Since the discovery of X-ray tomography in the 1970s, imaging techniques have continuously revolutionized medical diagnostics. Nowadays, there are a variety of tomographic procedures in the clinical environment, which are applied differently due to their specific advantages and disadvantages. The most important procedures are computed tomography (CT), magnetic resonance imaging (MRI), and various functional technologies such as PET (positron emission tomography) and SPECT (single photon emission computed tomography).
In the early 2000s, a new tomographic technique was developed based on tracking iron oxide nanoparticles in the human body. This technique, called Magnetic Particle Imaging (MPI), is radiation-free, highly sensitive, and offers very high temporal resolution.
This makes MPI predestined for the diagnosis of cardiovascular diseases. Another important application is in the cath lab, where MPI can enable three-dimensional navigation in the vascular tree using specially marked catheters.
In the joint project MPI², model-based methods and their efficient algorithmic implementation are being researched. In addition to the university partners from Aschaffenburg University of Applied Sciences, Hamburg-Eppendorf University Medical Center and Saarland University, the consortium is complemented by industrial partners. In addition to SCiLS and the Center for Radiology and Endoscopy at UKE Hamburg-Eppendorf, the MPI equipment manufacturer of the first commercially marketed scanner Bruker BioSpin is also supporting the work in the consortium.
ZeTeM (Prof. Dr. Peter Maaß, Dr. Tobias Kluth) is responsible for the coordination and management of the image reconstruction subproject.
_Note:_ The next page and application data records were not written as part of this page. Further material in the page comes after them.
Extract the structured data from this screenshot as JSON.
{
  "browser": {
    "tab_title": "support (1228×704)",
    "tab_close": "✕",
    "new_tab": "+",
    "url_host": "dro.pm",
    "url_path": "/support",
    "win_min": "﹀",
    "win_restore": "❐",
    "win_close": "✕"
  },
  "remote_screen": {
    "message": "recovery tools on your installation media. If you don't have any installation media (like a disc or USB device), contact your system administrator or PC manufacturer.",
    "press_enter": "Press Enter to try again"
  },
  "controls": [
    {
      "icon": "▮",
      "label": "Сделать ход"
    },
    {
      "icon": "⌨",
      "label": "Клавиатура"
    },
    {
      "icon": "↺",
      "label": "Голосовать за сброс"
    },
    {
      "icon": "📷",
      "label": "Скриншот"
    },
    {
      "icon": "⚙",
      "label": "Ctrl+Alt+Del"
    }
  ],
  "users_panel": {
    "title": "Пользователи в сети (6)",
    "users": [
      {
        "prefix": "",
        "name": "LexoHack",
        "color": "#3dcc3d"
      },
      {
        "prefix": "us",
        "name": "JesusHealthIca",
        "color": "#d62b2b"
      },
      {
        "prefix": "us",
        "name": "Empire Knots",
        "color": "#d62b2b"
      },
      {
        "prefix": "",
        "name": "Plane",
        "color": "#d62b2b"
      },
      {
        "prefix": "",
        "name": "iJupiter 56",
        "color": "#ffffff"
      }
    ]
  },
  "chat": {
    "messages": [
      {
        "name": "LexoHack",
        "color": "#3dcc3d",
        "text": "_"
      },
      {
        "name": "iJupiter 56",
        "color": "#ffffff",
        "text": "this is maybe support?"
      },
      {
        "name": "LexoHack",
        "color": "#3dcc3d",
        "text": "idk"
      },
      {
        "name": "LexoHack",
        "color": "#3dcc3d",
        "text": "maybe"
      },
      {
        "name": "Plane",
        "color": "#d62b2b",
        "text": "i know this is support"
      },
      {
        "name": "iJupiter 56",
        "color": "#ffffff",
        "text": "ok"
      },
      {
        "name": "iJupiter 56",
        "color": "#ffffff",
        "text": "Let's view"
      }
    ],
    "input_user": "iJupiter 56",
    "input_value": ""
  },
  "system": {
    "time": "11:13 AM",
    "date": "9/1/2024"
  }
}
To determine the particle distribution, MPI exploits the magnetization property of the metallic nanoparticles. First, a static magnetic field is applied outside the object, which drives the magnetization of the particles inside the object into saturation almost everywhere in the site. Only along a certain trajectory of field-free points are there environments where the strength of the magnetic field allows a measurable change in the magnetization of the nanoparticles. This change in magnetization is produced by superposition with a second, dynamically varying, external magnetic field that causes the desired displacement of the field-free point.
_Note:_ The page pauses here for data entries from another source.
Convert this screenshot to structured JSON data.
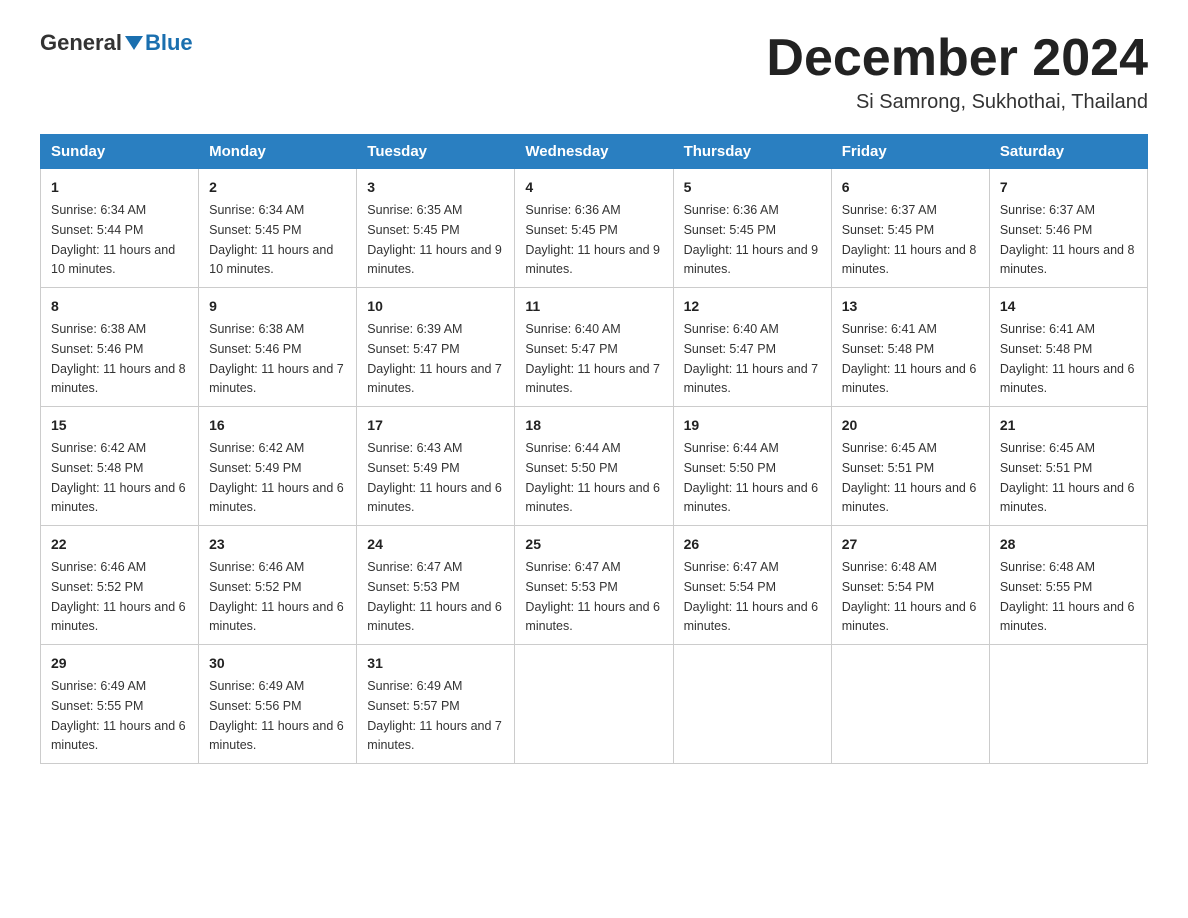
{
  "logo": {
    "general": "General",
    "blue": "Blue"
  },
  "header": {
    "month": "December 2024",
    "location": "Si Samrong, Sukhothai, Thailand"
  },
  "weekdays": [
    "Sunday",
    "Monday",
    "Tuesday",
    "Wednesday",
    "Thursday",
    "Friday",
    "Saturday"
  ],
  "weeks": [
    [
      {
        "day": "1",
        "sunrise": "6:34 AM",
        "sunset": "5:44 PM",
        "daylight": "11 hours and 10 minutes."
      },
      {
        "day": "2",
        "sunrise": "6:34 AM",
        "sunset": "5:45 PM",
        "daylight": "11 hours and 10 minutes."
      },
      {
        "day": "3",
        "sunrise": "6:35 AM",
        "sunset": "5:45 PM",
        "daylight": "11 hours and 9 minutes."
      },
      {
        "day": "4",
        "sunrise": "6:36 AM",
        "sunset": "5:45 PM",
        "daylight": "11 hours and 9 minutes."
      },
      {
        "day": "5",
        "sunrise": "6:36 AM",
        "sunset": "5:45 PM",
        "daylight": "11 hours and 9 minutes."
      },
      {
        "day": "6",
        "sunrise": "6:37 AM",
        "sunset": "5:45 PM",
        "daylight": "11 hours and 8 minutes."
      },
      {
        "day": "7",
        "sunrise": "6:37 AM",
        "sunset": "5:46 PM",
        "daylight": "11 hours and 8 minutes."
      }
    ],
    [
      {
        "day": "8",
        "sunrise": "6:38 AM",
        "sunset": "5:46 PM",
        "daylight": "11 hours and 8 minutes."
      },
      {
        "day": "9",
        "sunrise": "6:38 AM",
        "sunset": "5:46 PM",
        "daylight": "11 hours and 7 minutes."
      },
      {
        "day": "10",
        "sunrise": "6:39 AM",
        "sunset": "5:47 PM",
        "daylight": "11 hours and 7 minutes."
      },
      {
        "day": "11",
        "sunrise": "6:40 AM",
        "sunset": "5:47 PM",
        "daylight": "11 hours and 7 minutes."
      },
      {
        "day": "12",
        "sunrise": "6:40 AM",
        "sunset": "5:47 PM",
        "daylight": "11 hours and 7 minutes."
      },
      {
        "day": "13",
        "sunrise": "6:41 AM",
        "sunset": "5:48 PM",
        "daylight": "11 hours and 6 minutes."
      },
      {
        "day": "14",
        "sunrise": "6:41 AM",
        "sunset": "5:48 PM",
        "daylight": "11 hours and 6 minutes."
      }
    ],
    [
      {
        "day": "15",
        "sunrise": "6:42 AM",
        "sunset": "5:48 PM",
        "daylight": "11 hours and 6 minutes."
      },
      {
        "day": "16",
        "sunrise": "6:42 AM",
        "sunset": "5:49 PM",
        "daylight": "11 hours and 6 minutes."
      },
      {
        "day": "17",
        "sunrise": "6:43 AM",
        "sunset": "5:49 PM",
        "daylight": "11 hours and 6 minutes."
      },
      {
        "day": "18",
        "sunrise": "6:44 AM",
        "sunset": "5:50 PM",
        "daylight": "11 hours and 6 minutes."
      },
      {
        "day": "19",
        "sunrise": "6:44 AM",
        "sunset": "5:50 PM",
        "daylight": "11 hours and 6 minutes."
      },
      {
        "day": "20",
        "sunrise": "6:45 AM",
        "sunset": "5:51 PM",
        "daylight": "11 hours and 6 minutes."
      },
      {
        "day": "21",
        "sunrise": "6:45 AM",
        "sunset": "5:51 PM",
        "daylight": "11 hours and 6 minutes."
      }
    ],
    [
      {
        "day": "22",
        "sunrise": "6:46 AM",
        "sunset": "5:52 PM",
        "daylight": "11 hours and 6 minutes."
      },
      {
        "day": "23",
        "sunrise": "6:46 AM",
        "sunset": "5:52 PM",
        "daylight": "11 hours and 6 minutes."
      },
      {
        "day": "24",
        "sunrise": "6:47 AM",
        "sunset": "5:53 PM",
        "daylight": "11 hours and 6 minutes."
      },
      {
        "day": "25",
        "sunrise": "6:47 AM",
        "sunset": "5:53 PM",
        "daylight": "11 hours and 6 minutes."
      },
      {
        "day": "26",
        "sunrise": "6:47 AM",
        "sunset": "5:54 PM",
        "daylight": "11 hours and 6 minutes."
      },
      {
        "day": "27",
        "sunrise": "6:48 AM",
        "sunset": "5:54 PM",
        "daylight": "11 hours and 6 minutes."
      },
      {
        "day": "28",
        "sunrise": "6:48 AM",
        "sunset": "5:55 PM",
        "daylight": "11 hours and 6 minutes."
      }
    ],
    [
      {
        "day": "29",
        "sunrise": "6:49 AM",
        "sunset": "5:55 PM",
        "daylight": "11 hours and 6 minutes."
      },
      {
        "day": "30",
        "sunrise": "6:49 AM",
        "sunset": "5:56 PM",
        "daylight": "11 hours and 6 minutes."
      },
      {
        "day": "31",
        "sunrise": "6:49 AM",
        "sunset": "5:57 PM",
        "daylight": "11 hours and 7 minutes."
      },
      null,
      null,
      null,
      null
    ]
  ]
}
A major concern in the development of new reconstruction techniques for MPI is the inclusion of a high degree of uncertainty in the model used. This is due to the lack of a mathematical model of sufficient quality to date. The measurement of a system matrix to describe the relationship between particle concentration and potential measurement is necessary for this reason. This time-consuming calibration process has to be replaced or the calibration effort has to be reduced significantly. For this purpose, models that include particle relaxation are investigated on the one hand, and on the other hand robust methods motivated by the total least squares approach are investigated that simultaneously reconstruct additional unknown model parameters in addition to the determination of the particle concentration. The actually linear inverse problem becomes a nonlinear problem, which has to be analyzed and solved.